The first thing on your list of things to do for a friend in need is to be specific. You should try to avoid statements like “How can I help?” or “Let me know if you need any help”. This may sound like the opposite of what you should do because you are offering help, but the problem is in how you approached it.
It’s hard enough for someone to ask for help, but when we are vague in our offers of help, they may not take up on your offer. This is because we place the burden of asking for help on them which results in many not wanting to cause any hassle or perhaps not want the added pressure of having to ask you, especially when they are going through hard times. You want to try and take pressure off of them, and not add onto it.
You can try to be more specific by offering directly. It doesn’t always have to be addressing the main problem that they have. It can be a small thing that just helps them relax and take off some of the pressure they are feeling.
For example, you could send them some food so they don’t have to think about preparing a meal or eating out (try to use a container that you don’t need them to return so they don’t have to worry about giving it back to you). You could also offer to buy something they need if you are heading out to the store. These more specific offers are much more likely to be accepted.
Do the research
Many times the problems we face are on things that we are yet unfamiliar with. Whether that be an illness, legal trouble, or death, we often have to research new things that we don’t know to deal with the situation. This can be very tiring, and especially so because we have to potentially dwell on thoughts of a troubling event.
One of those great things to do for a friend in need is to offer to do the research for them and save them the time of digging through tons of information. Especially since it may potentially be too painful or overwhelming for them. Of course, if you choose to do this you have to be confident that you can come back to them with accurate information and good advice, so be careful and prudent.
Listen to them
They probably have a lot of things on their mind, and it can be very helpful to have someone to talk to to get things out. Troubled thoughts are more easily worked through when you can vocalize them.
Remember though, they have a lot on their mind, this is not the best time to bombard them with your opinion, and weighing in a lot may be more detrimental than just being there to listen.

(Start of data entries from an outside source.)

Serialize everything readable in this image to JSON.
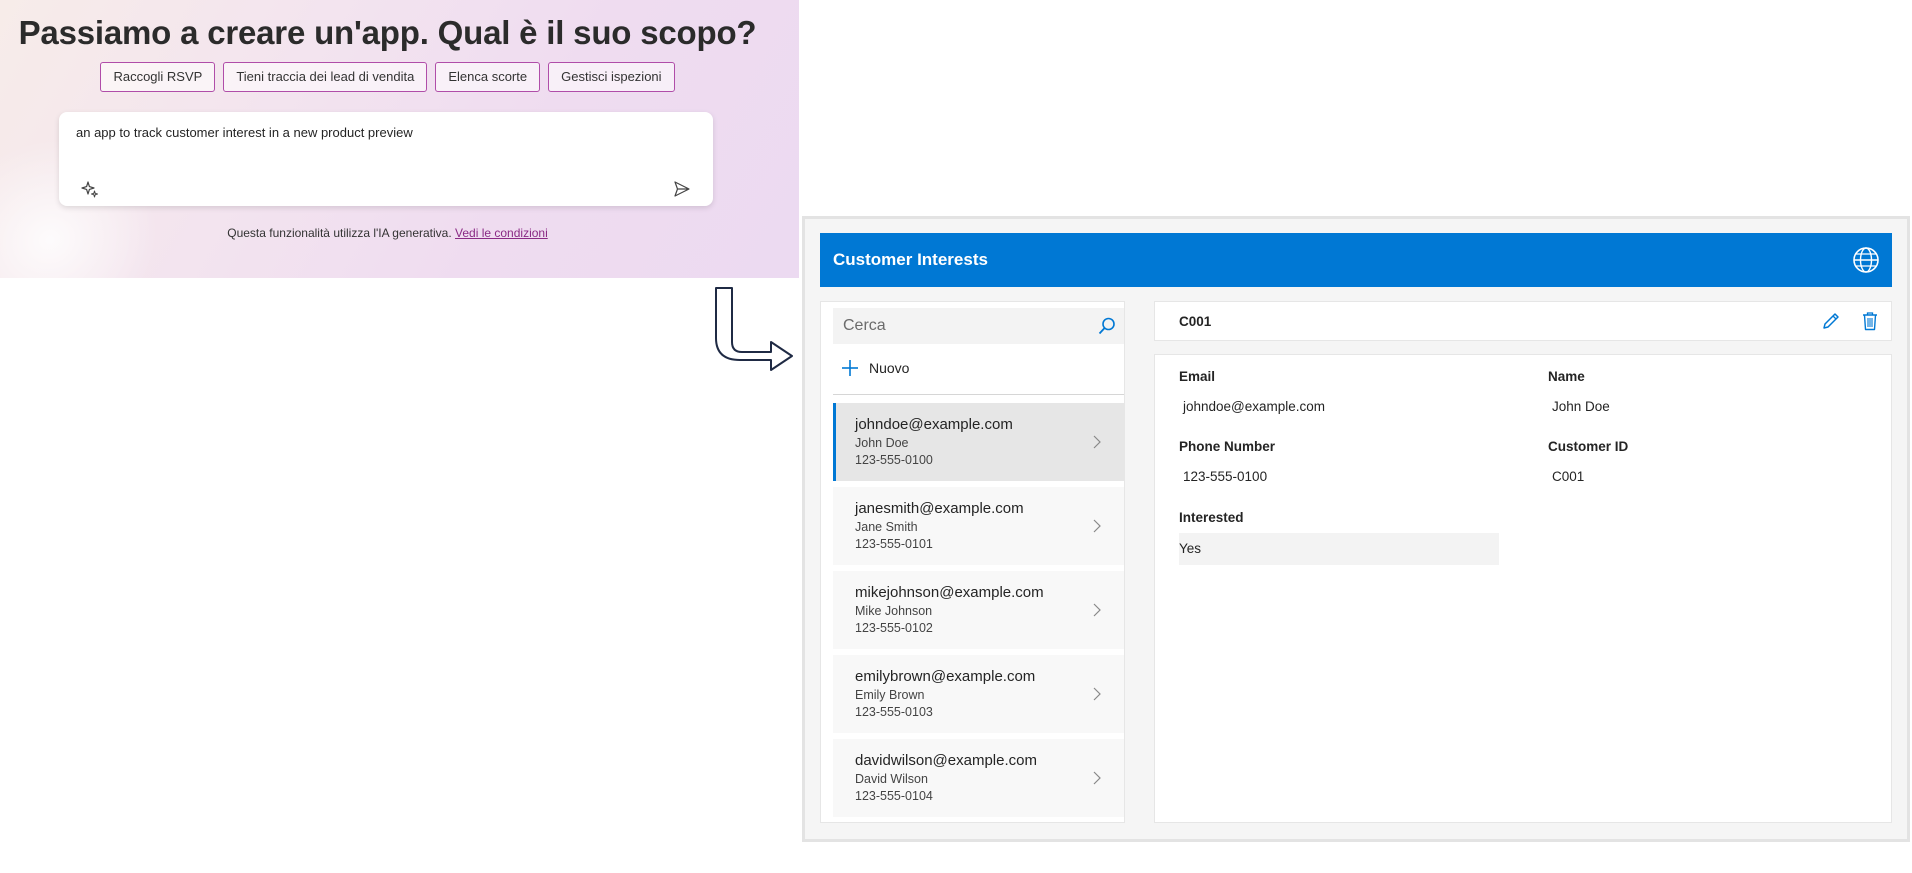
{
  "prompt": {
    "title": "Passiamo a creare un'app. Qual è il suo scopo?",
    "chips": [
      "Raccogli RSVP",
      "Tieni traccia dei lead di vendita",
      "Elenca scorte",
      "Gestisci ispezioni"
    ],
    "input_value": "an app to track customer interest in a new product preview",
    "disclaimer": "Questa funzionalità utilizza l'IA generativa.",
    "terms_link": "Vedi le condizioni"
  },
  "app": {
    "title": "Customer Interests",
    "search_placeholder": "Cerca",
    "new_label": "Nuovo",
    "customers": [
      {
        "email": "johndoe@example.com",
        "name": "John Doe",
        "phone": "123-555-0100"
      },
      {
        "email": "janesmith@example.com",
        "name": "Jane Smith",
        "phone": "123-555-0101"
      },
      {
        "email": "mikejohnson@example.com",
        "name": "Mike Johnson",
        "phone": "123-555-0102"
      },
      {
        "email": "emilybrown@example.com",
        "name": "Emily Brown",
        "phone": "123-555-0103"
      },
      {
        "email": "davidwilson@example.com",
        "name": "David Wilson",
        "phone": "123-555-0104"
      }
    ],
    "selected": {
      "id": "C001",
      "email_label": "Email",
      "email": "johndoe@example.com",
      "name_label": "Name",
      "name": "John Doe",
      "phone_label": "Phone Number",
      "phone": "123-555-0100",
      "customer_id_label": "Customer ID",
      "customer_id": "C001",
      "interested_label": "Interested",
      "interested": "Yes"
    }
  },
  "colors": {
    "accent": "#0078d4",
    "chip_border": "#b04da9",
    "link": "#8a2a85"
  },
  "icons": [
    "sparkle-icon",
    "send-icon",
    "globe-icon",
    "search-icon",
    "plus-icon",
    "chevron-right-icon",
    "edit-icon",
    "delete-icon",
    "arrow-icon"
  ]
}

Good listening is but in situations where you feel your friend needs help, try not to dominate the conversation. You may also feel strongly about what happened or is happening to them, but try to remain calm and listen well.
Related to the last point, you should keep any details about their problem between the two of you unless they permit you to share them. You may think it will do some good to let other people know what is happening to them, but remember that this is not your decision to make.

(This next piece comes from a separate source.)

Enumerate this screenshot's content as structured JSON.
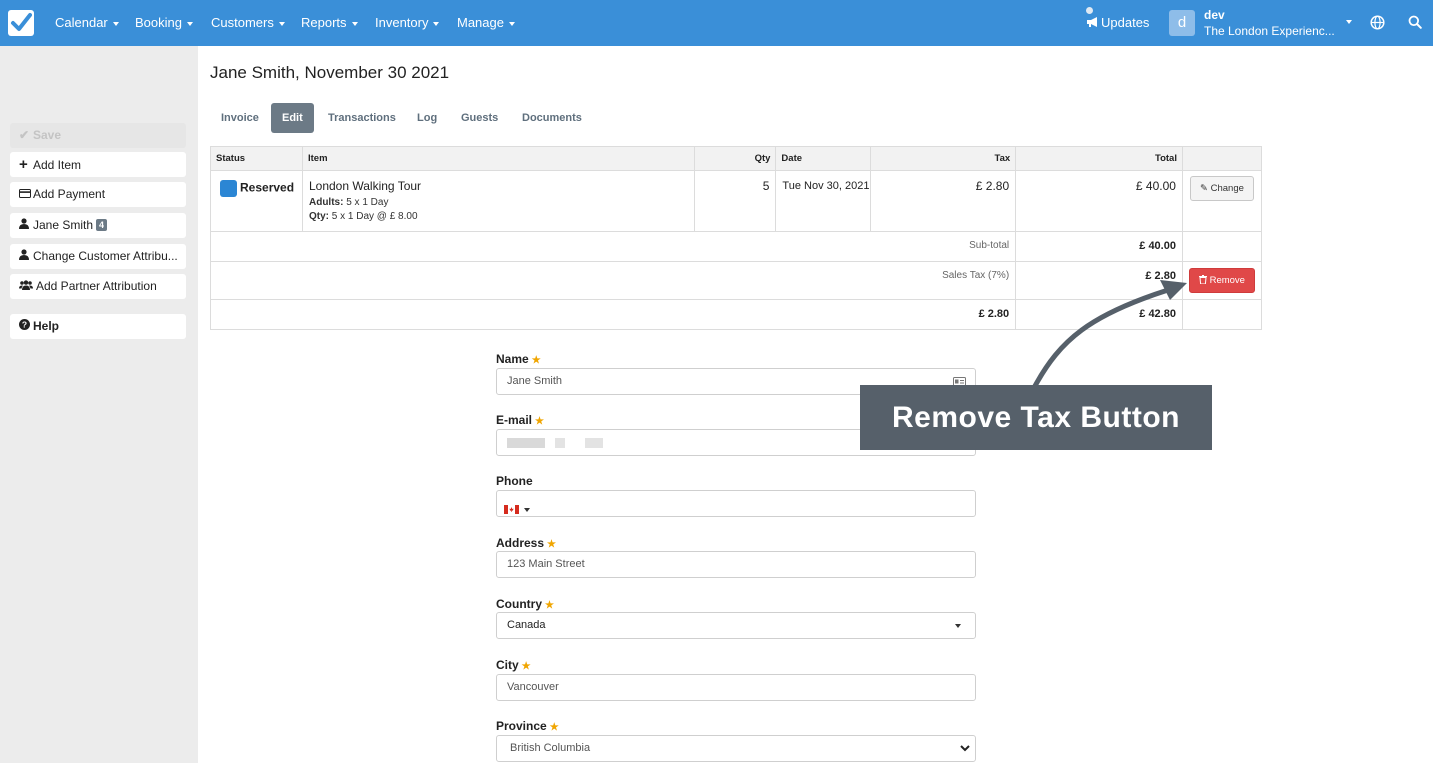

If they tell you something in confidence, stop yourself from telling your friends or family. If you do, they may feel you have broken their trust, and give them the added burden of that to the troubles they are facing. This is very important on our list of things to do for a friend in need.
Don’t force them to accept your help

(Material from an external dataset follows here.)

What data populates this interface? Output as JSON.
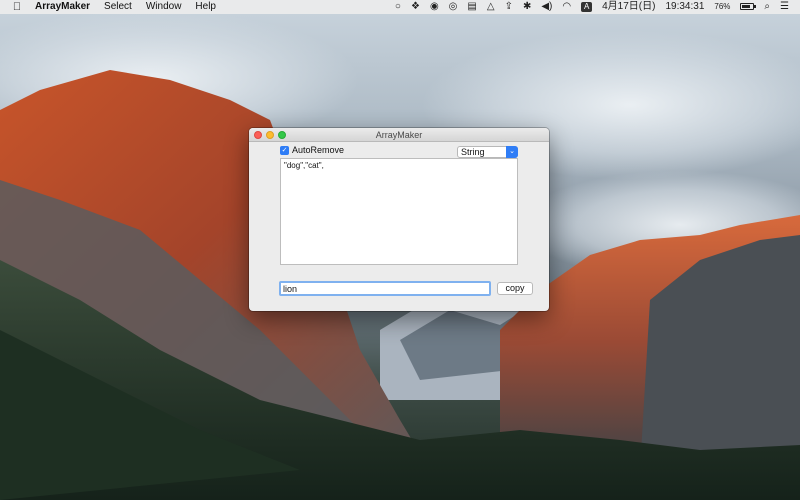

Whatever they are going through, if your friend is an adult, they can make their own decisions. Offer your help, but if they decline, then leave it be. It may make them feel worse if you press the issue.
They may not need the help at the moment, or perhaps they have accustomed themselves to solving their problems by themselves. In any case, you can still try to help. Just be sensitive and be guided by how they feel and act in the situation. It is still their decision to make if they want you to help in a more significant capacity. This must be on your list of things to do for a friend in need.
There are many things to do for a friend in need but it all varies on the type of friend that requires help. Like we mentioned earlier. You’re not going to lend a shoulder to a friend to cry on if you’re not that close but with a close friend, they might just be needing that to get through the day. Judge the situation and always be there to help whenever needed.